- [Aim of the exercise] Repeat the entries that appear below, exactly as they are given.

- [Web page and app entries]
:::

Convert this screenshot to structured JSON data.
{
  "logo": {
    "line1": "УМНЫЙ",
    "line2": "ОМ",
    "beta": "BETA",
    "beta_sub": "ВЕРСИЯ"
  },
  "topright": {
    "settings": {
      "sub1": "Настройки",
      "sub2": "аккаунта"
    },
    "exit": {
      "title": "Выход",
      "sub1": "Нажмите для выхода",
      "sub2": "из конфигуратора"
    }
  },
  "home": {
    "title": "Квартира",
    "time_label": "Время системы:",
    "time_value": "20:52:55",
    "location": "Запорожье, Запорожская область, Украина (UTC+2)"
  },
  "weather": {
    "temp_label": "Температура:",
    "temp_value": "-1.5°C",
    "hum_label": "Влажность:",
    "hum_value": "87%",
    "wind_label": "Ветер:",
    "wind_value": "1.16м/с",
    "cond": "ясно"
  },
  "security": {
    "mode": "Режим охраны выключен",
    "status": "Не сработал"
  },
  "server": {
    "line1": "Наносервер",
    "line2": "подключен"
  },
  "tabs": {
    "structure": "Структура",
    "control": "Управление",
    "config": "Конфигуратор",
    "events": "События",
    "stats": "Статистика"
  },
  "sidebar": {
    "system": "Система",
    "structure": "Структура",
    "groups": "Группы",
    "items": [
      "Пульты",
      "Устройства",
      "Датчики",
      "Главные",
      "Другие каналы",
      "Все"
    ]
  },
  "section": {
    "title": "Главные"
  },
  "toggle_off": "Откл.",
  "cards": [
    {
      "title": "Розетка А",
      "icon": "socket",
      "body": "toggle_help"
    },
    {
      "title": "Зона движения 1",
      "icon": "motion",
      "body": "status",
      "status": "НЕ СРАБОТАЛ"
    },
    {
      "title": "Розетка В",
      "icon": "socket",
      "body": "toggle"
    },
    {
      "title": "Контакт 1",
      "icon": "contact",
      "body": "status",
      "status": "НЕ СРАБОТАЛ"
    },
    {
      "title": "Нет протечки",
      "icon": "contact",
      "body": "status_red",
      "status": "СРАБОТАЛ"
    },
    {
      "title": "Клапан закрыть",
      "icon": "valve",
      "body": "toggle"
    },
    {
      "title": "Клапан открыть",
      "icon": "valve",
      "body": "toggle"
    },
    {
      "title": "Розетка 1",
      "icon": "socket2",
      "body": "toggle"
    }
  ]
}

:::

- [Reply to the task]
Convert this screenshot to structured JSON data.
{
  "logo": {
    "line1": "УМНЫЙ",
    "line2": "ОМ",
    "beta": "BETA",
    "beta_sub": "ВЕРСИЯ"
  },
  "topright": {
    "settings": {
      "sub1": "Настройки",
      "sub2": "аккаунта"
    },
    "exit": {
      "title": "Выход",
      "sub1": "Нажмите для выхода",
      "sub2": "из конфигуратора"
    }
  },
  "home": {
    "title": "Квартира",
    "time_label": "Время системы:",
    "time_value": "20:52:55",
    "location": "Запорожье, Запорожская область, Украина (UTC+2)"
  },
  "weather": {
    "temp_label": "Температура:",
    "temp_value": "-1.5°C",
    "hum_label": "Влажность:",
    "hum_value": "87%",
    "wind_label": "Ветер:",
    "wind_value": "1.16м/с",
    "cond": "ясно"
  },
  "security": {
    "mode": "Режим охраны выключен",
    "status": "Не сработал"
  },
  "server": {
    "line1": "Наносервер",
    "line2": "подключен"
  },
  "tabs": {
    "structure": "Структура",
    "control": "Управление",
    "config": "Конфигуратор",
    "events": "События",
    "stats": "Статистика"
  },
  "sidebar": {
    "system": "Система",
    "structure": "Структура",
    "groups": "Группы",
    "items": [
      "Пульты",
      "Устройства",
      "Датчики",
      "Главные",
      "Другие каналы",
      "Все"
    ]
  },
  "section": {
    "title": "Главные"
  },
  "toggle_off": "Откл.",
  "cards": [
    {
      "title": "Розетка А",
      "icon": "socket",
      "body": "toggle_help"
    },
    {
      "title": "Зона движения 1",
      "icon": "motion",
      "body": "status",
      "status": "НЕ СРАБОТАЛ"
    },
    {
      "title": "Розетка В",
      "icon": "socket",
      "body": "toggle"
    },
    {
      "title": "Контакт 1",
      "icon": "contact",
      "body": "status",
      "status": "НЕ СРАБОТАЛ"
    },
    {
      "title": "Нет протечки",
      "icon": "contact",
      "body": "status_red",
      "status": "СРАБОТАЛ"
    },
    {
      "title": "Клапан закрыть",
      "icon": "valve",
      "body": "toggle"
    },
    {
      "title": "Клапан открыть",
      "icon": "valve",
      "body": "toggle"
    },
    {
      "title": "Розетка 1",
      "icon": "socket2",
      "body": "toggle"
    }
  ]
}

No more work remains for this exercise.